GIVEN DATA START
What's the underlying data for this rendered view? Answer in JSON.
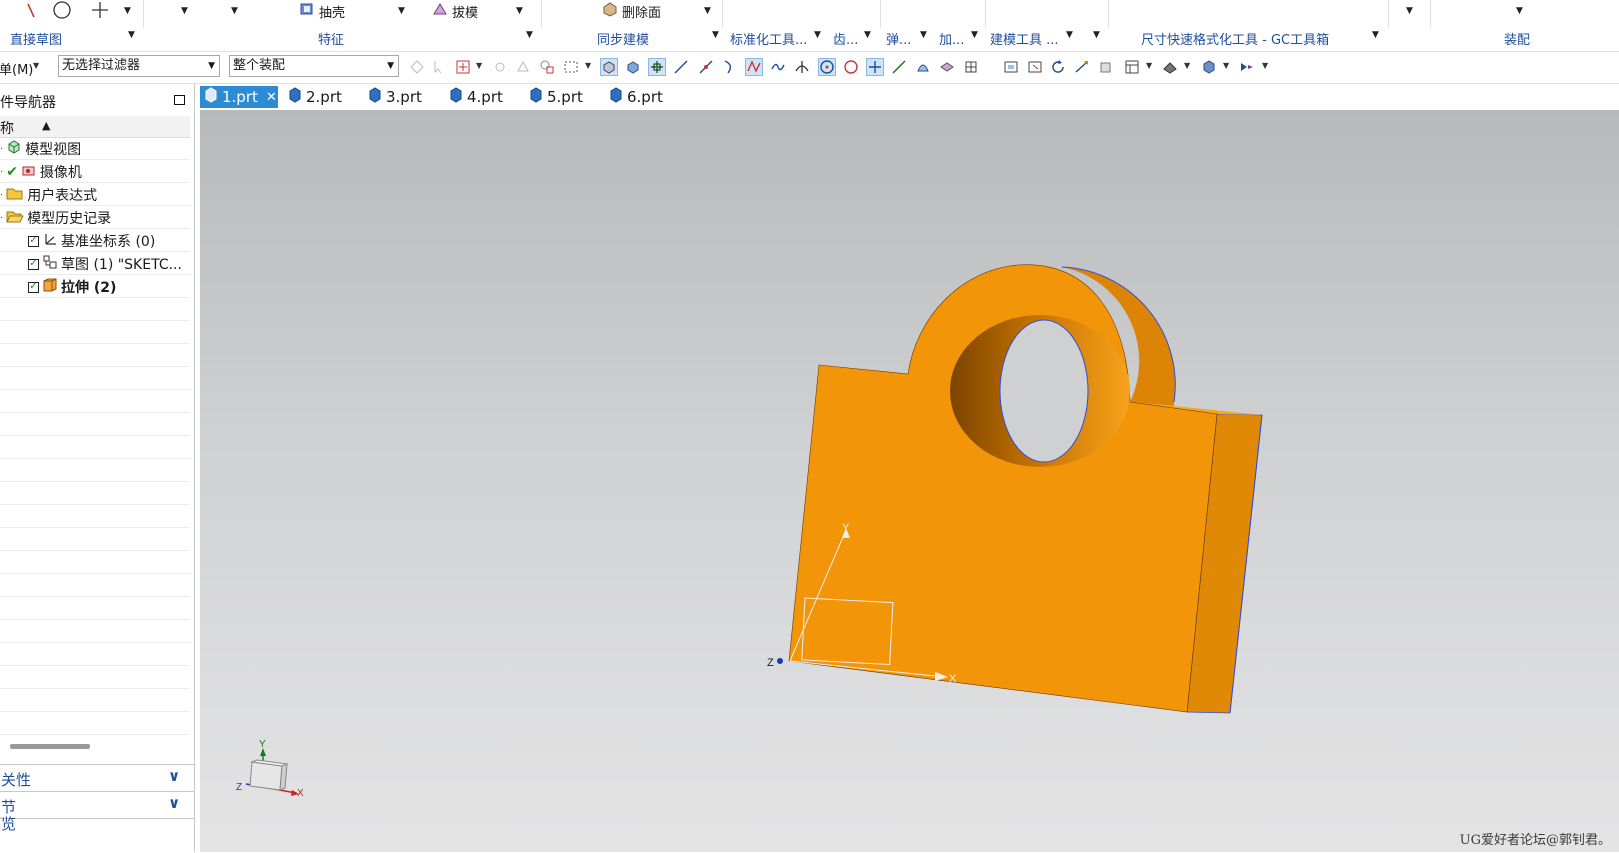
{
  "ribbon": {
    "items": [
      "抽壳",
      "拔模",
      "删除面"
    ],
    "groups": [
      "直接草图",
      "特征",
      "同步建模",
      "标准化工具...",
      "齿...",
      "弹...",
      "加...",
      "建模工具 ...",
      "尺寸快速格式化工具 - GC工具箱",
      "装配"
    ]
  },
  "toolbar": {
    "menu_label": "菜单(M)",
    "filter_value": "无选择过滤器",
    "scope_value": "整个装配"
  },
  "navigator": {
    "title": "部件导航器",
    "column_name": "名称",
    "items": [
      {
        "label": "模型视图",
        "icon": "model-view-icon"
      },
      {
        "label": "摄像机",
        "icon": "camera-icon"
      },
      {
        "label": "用户表达式",
        "icon": "folder-icon"
      },
      {
        "label": "模型历史记录",
        "icon": "folder-open-icon"
      },
      {
        "label": "基准坐标系 (0)",
        "icon": "datum-csys-icon"
      },
      {
        "label": "草图 (1) \"SKETC...",
        "icon": "sketch-icon"
      },
      {
        "label": "拉伸 (2)",
        "icon": "extrude-icon"
      }
    ],
    "panels": [
      "相关性",
      "细节",
      "预览"
    ]
  },
  "tabs": [
    {
      "label": "1.prt",
      "active": true
    },
    {
      "label": "2.prt",
      "active": false
    },
    {
      "label": "3.prt",
      "active": false
    },
    {
      "label": "4.prt",
      "active": false
    },
    {
      "label": "5.prt",
      "active": false
    },
    {
      "label": "6.prt",
      "active": false
    }
  ],
  "viewport": {
    "model_color": "#f39508",
    "axis_labels": {
      "x": "X",
      "y": "Y",
      "z": "Z"
    },
    "watermark": "UG爱好者论坛@郭钊君。"
  }
}
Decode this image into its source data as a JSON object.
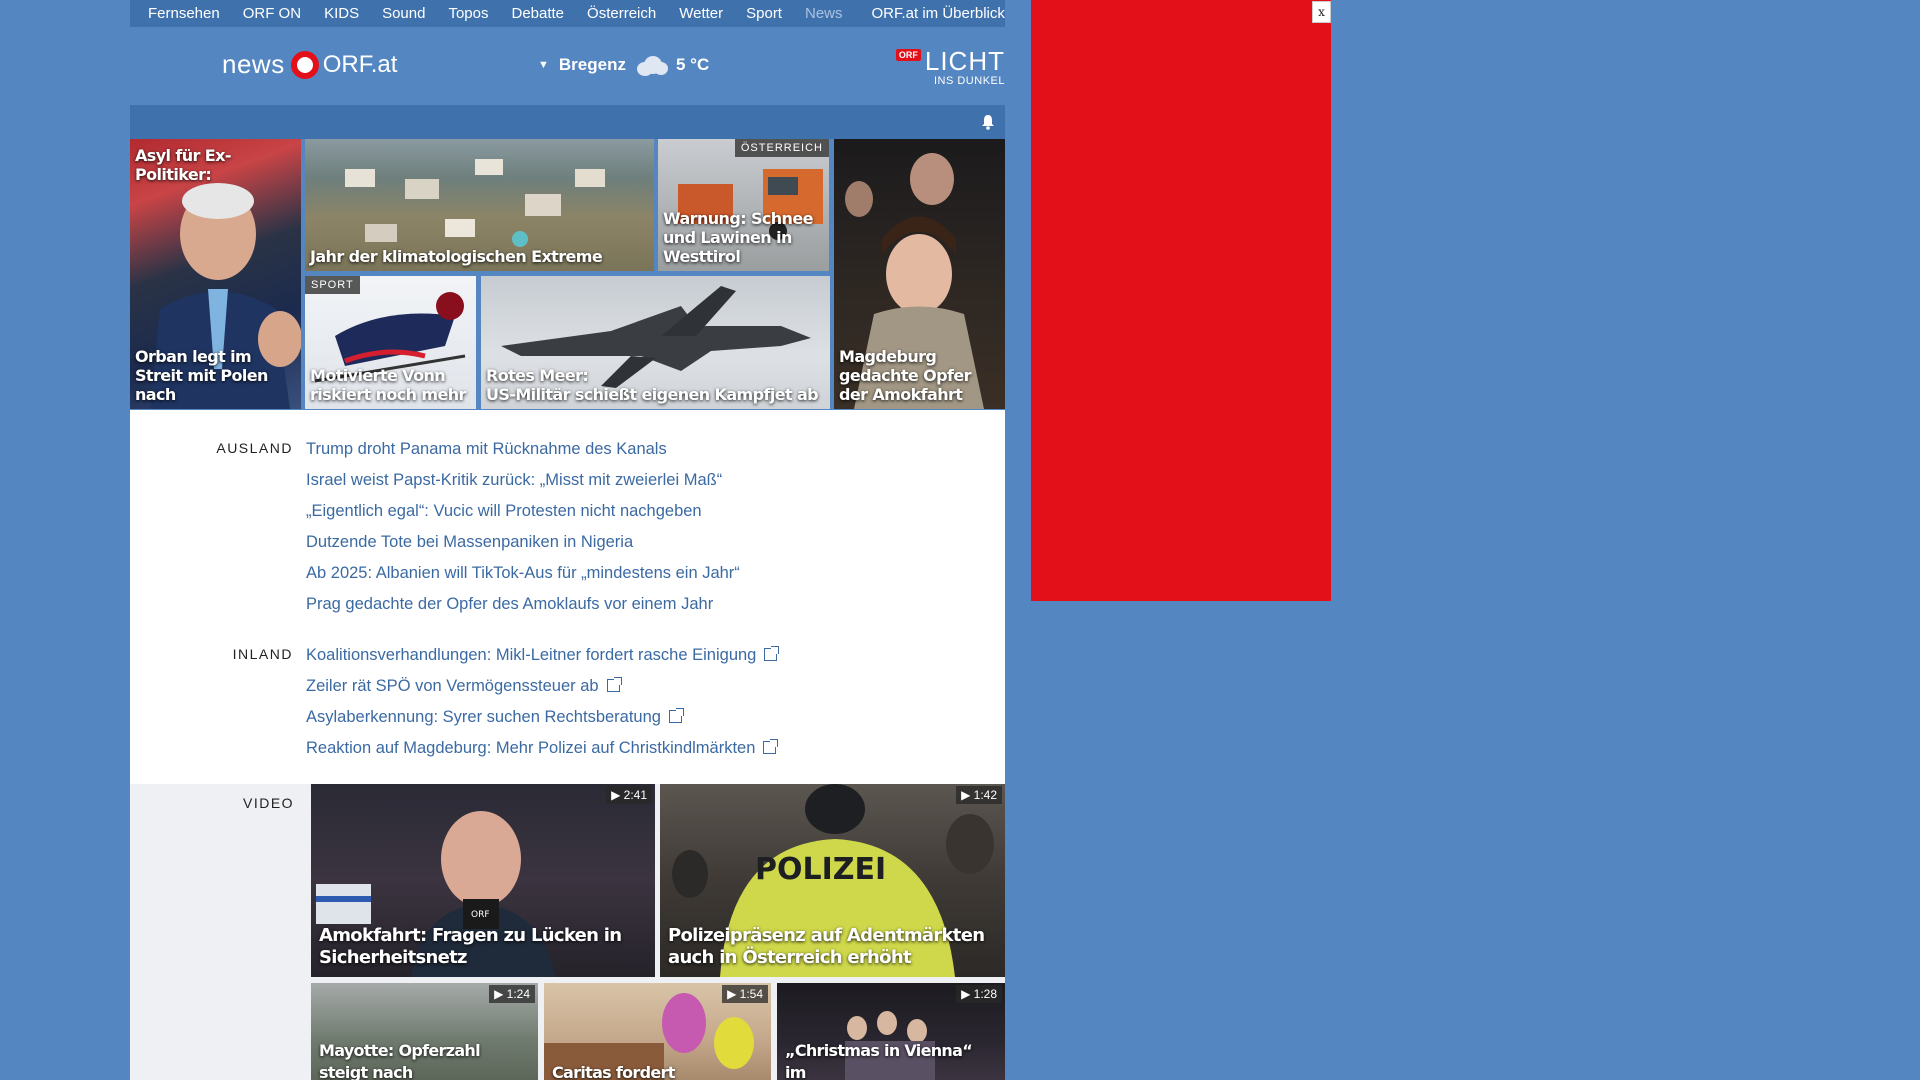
{
  "topnav": {
    "items": [
      "Fernsehen",
      "ORF ON",
      "KIDS",
      "Sound",
      "Topos",
      "Debatte",
      "Österreich",
      "Wetter",
      "Sport",
      "News"
    ],
    "overview": "ORF.at im Überblick"
  },
  "header": {
    "logo_news": "news",
    "logo_orf": "ORF.at",
    "weather_location": "Bregenz",
    "weather_temp": "5 °C",
    "lid_badge": "ORF",
    "lid_title": "LICHT",
    "lid_subtitle": "INS DUNKEL"
  },
  "teasers": {
    "orban_top": "Asyl für Ex-Politiker:",
    "orban_caption": "Orban legt im Streit mit Polen nach",
    "climate_caption": "Jahr der klimatologischen Extreme",
    "snow_tag": "ÖSTERREICH",
    "snow_caption": "Warnung: Schnee und Lawinen in Westtirol",
    "magdeburg_caption": "Magdeburg gedachte Opfer der Amokfahrt",
    "vonn_tag": "SPORT",
    "vonn_caption": "Motivierte Vonn riskiert noch mehr",
    "jet_caption_1": "Rotes Meer:",
    "jet_caption_2": "US-Militär schießt eigenen Kampfjet ab"
  },
  "ausland": {
    "label": "AUSLAND",
    "items": [
      "Trump droht Panama mit Rücknahme des Kanals",
      "Israel weist Papst-Kritik zurück: „Misst mit zweierlei Maß“",
      "„Eigentlich egal“: Vucic will Protesten nicht nachgeben",
      "Dutzende Tote bei Massenpaniken in Nigeria",
      "Ab 2025: Albanien will TikTok-Aus für „mindestens ein Jahr“",
      "Prag gedachte der Opfer des Amoklaufs vor einem Jahr"
    ]
  },
  "inland": {
    "label": "INLAND",
    "items": [
      "Koalitionsverhandlungen: Mikl-Leitner fordert rasche Einigung",
      "Zeiler rät SPÖ von Vermögenssteuer ab",
      "Asylaberkennung: Syrer suchen Rechtsberatung",
      "Reaktion auf Magdeburg: Mehr Polizei auf Christkindlmärkten"
    ]
  },
  "video": {
    "label": "VIDEO",
    "items": [
      {
        "duration": "2:41",
        "caption": "Amokfahrt: Fragen zu Lücken in Sicherheitsnetz"
      },
      {
        "duration": "1:42",
        "caption": "Polizeipräsenz auf Adentmärkten auch in Österreich erhöht"
      },
      {
        "duration": "1:24",
        "caption": "Mayotte: Opferzahl steigt nach"
      },
      {
        "duration": "1:54",
        "caption": "Caritas fordert"
      },
      {
        "duration": "1:28",
        "caption": "„Christmas in Vienna“ im"
      }
    ],
    "polizei_text": "POLIZEI",
    "mic_text": "ORF"
  },
  "ad": {
    "close": "x"
  }
}
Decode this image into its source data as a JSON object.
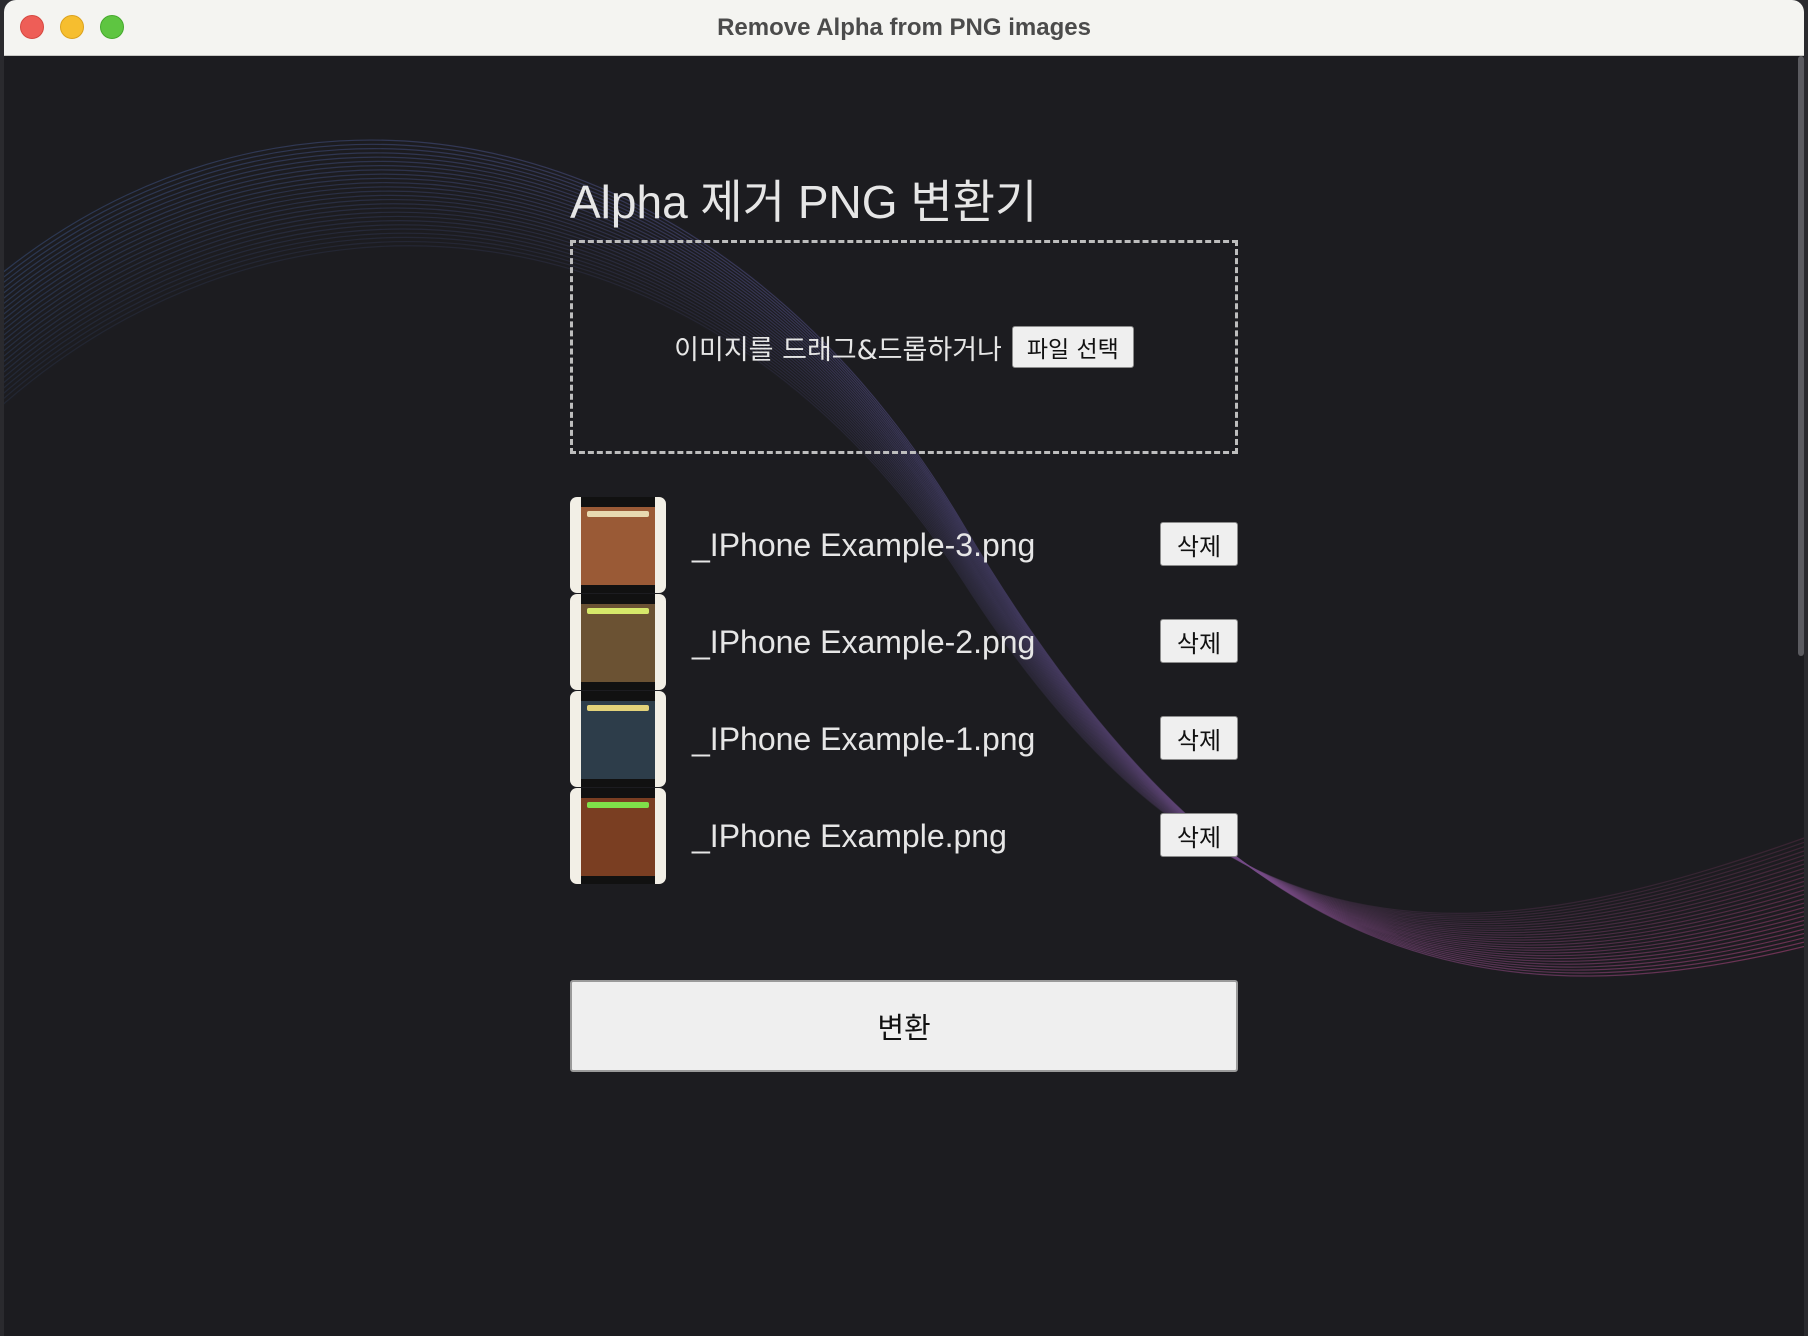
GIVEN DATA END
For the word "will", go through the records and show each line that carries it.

      "„Eigentlich egal“: Vucic will Protesten nicht nachgeben",
      "Ab 2025: Albanien will TikTok-Aus für „mindestens ein Jahr“",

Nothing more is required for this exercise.